- If the gravy is too thick, add a tablespoon of water to thin it out. Or, to thicken it, cook longer to reduce the contents.
- Feel free to strain if you do not want the garlic/rosemary pieces in your gravy. Instead, place them alongside the roast leg of lamb.
Also, consider serving a vegetable like spring peas, roasted Brussels sprouts, or creamed spinach.
Watch how to make the leg of lamb recipe below!
Roast Leg of Lamb
- 5 1/2 lb leg of lamb (bone in) (For boneless, See Note 1)
- black pepper
- 1 large onion quartered
- 1 large orange quartered
- 2 ribs celery
- 2 cups cut carrots
- 1 large head of garlic (about 15-20 cloves)
- 3-4 fresh rosemary sprigs (6+ inches long)
- 4 cups beef broth
- 2 cups water
- 2 tbsp olive oil
- 1/4 cup flour
- Preheat oven to 300°F.
- Cut and quarter the onion and orange. Break up the head of garlic and remove skins or have 15-20 cloves peeled and ready.
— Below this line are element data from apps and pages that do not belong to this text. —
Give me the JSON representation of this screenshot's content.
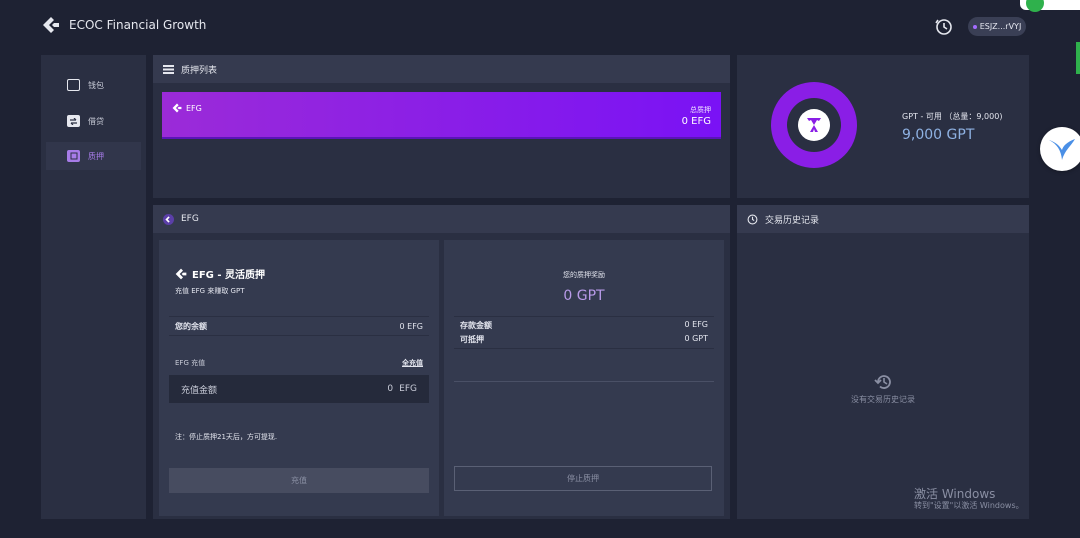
{
  "app": {
    "title": "ECOC Financial Growth"
  },
  "header": {
    "wallet_address": "ESJZ...rVYJ"
  },
  "sidebar": {
    "items": [
      {
        "label": "钱包"
      },
      {
        "label": "借贷"
      },
      {
        "label": "质押"
      }
    ]
  },
  "pledge_list": {
    "title": "质押列表",
    "card": {
      "token": "EFG",
      "total_label": "总质押",
      "total_value": "0 EFG"
    }
  },
  "gpt_summary": {
    "label": "GPT - 可用 （总量：9,000)",
    "value": "9,000 GPT",
    "available_fraction": 1.0
  },
  "efg_panel": {
    "title": "EFG",
    "left": {
      "heading": "EFG - 灵活质押",
      "subheading": "充值 EFG 来赚取 GPT",
      "balance_label": "您的余额",
      "balance_value": "0 EFG",
      "deposit_label": "EFG 充值",
      "deposit_all": "全充值",
      "input_placeholder": "充值金额",
      "input_value": "0",
      "input_unit": "EFG",
      "note": "注：停止质押21天后，方可提现.",
      "submit_label": "充值"
    },
    "right": {
      "reward_label": "您的质押奖励",
      "reward_value": "0 GPT",
      "deposit_amount_label": "存款金额",
      "deposit_amount_value": "0 EFG",
      "withdrawable_label": "可抵押",
      "withdrawable_value": "0 GPT",
      "stop_label": "停止质押"
    }
  },
  "history": {
    "title": "交易历史记录",
    "empty_text": "没有交易历史记录"
  },
  "os_watermark": {
    "line1": "激活 Windows",
    "line2": "转到\"设置\"以激活 Windows。"
  },
  "colors": {
    "background": "#1e2233",
    "panel": "#2a2f42",
    "panel_header": "#353a4f",
    "accent_purple": "#8a1ee6",
    "gpt_blue": "#8fb2e3",
    "reward_purple": "#b89ae8"
  }
}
Rough chop the celery and set all in the bottom of a large roasting pan with the carrots and rosemary.
- Lay the leg of lamb on top and season generously with kosher salt and black pepper on both sides. Leave the bone side up and pour in the beef broth and water. Drizzle the olive oil on top of lamb and then cover with aluminum foil and place in the hot oven for 5 hours (See Note 2 for different weights and roasting times).
- Remove from oven and set aluminum foil aside. Carefully flip leg of lamb, baste with pan juices and return to oven to roast, uncovered for 45 minutes or until the outside is a rich, golden brown.
- Remove lamb from pan and keep warm on a serving plate with the aluminum foil covering.
For Pan Gravy
- Move roasting pan to stove top over 2 burners. Using a slotted spoon remove the vegetables (See Note 3), rosemary sprigs and citrus, leaving the roasted garlic. Mash the garlic with the back of a wooden spoon and bring the pan juices to a boil. Sprinkle the flour over the gravy and whisk to incorporate. Turn heat to low and simmer until thickened. Add water if too thick, or cook longer to reduce if gravy is thin. Feel free to strain if you do not want the garlic/rosemary pieces and serve alongside roasted leg of lamb. I serve with mashed potatoes.
- Medium Rare (internal temp should be 145°F) 20 minutes per pound
- Medium (internal temp should be 160°F) 25 minutes per pound
- Well Done (internal temp should be 170°F) 30 minutes per pound
- 4 to 4.5 pound leg of lamb roast covered for 4.5 hours and uncovered for another 45 minutes or until the outside is a rich, golden brown.
- 6 to 6.5 pounds, roast covered for 5.5 hours and uncovered for another 45 minutes or until the outside is a rich, golden brown.
The information shown is an estimate provided by an online nutrition calculator. It should not be considered a substitute for a professional nutritionist's advice.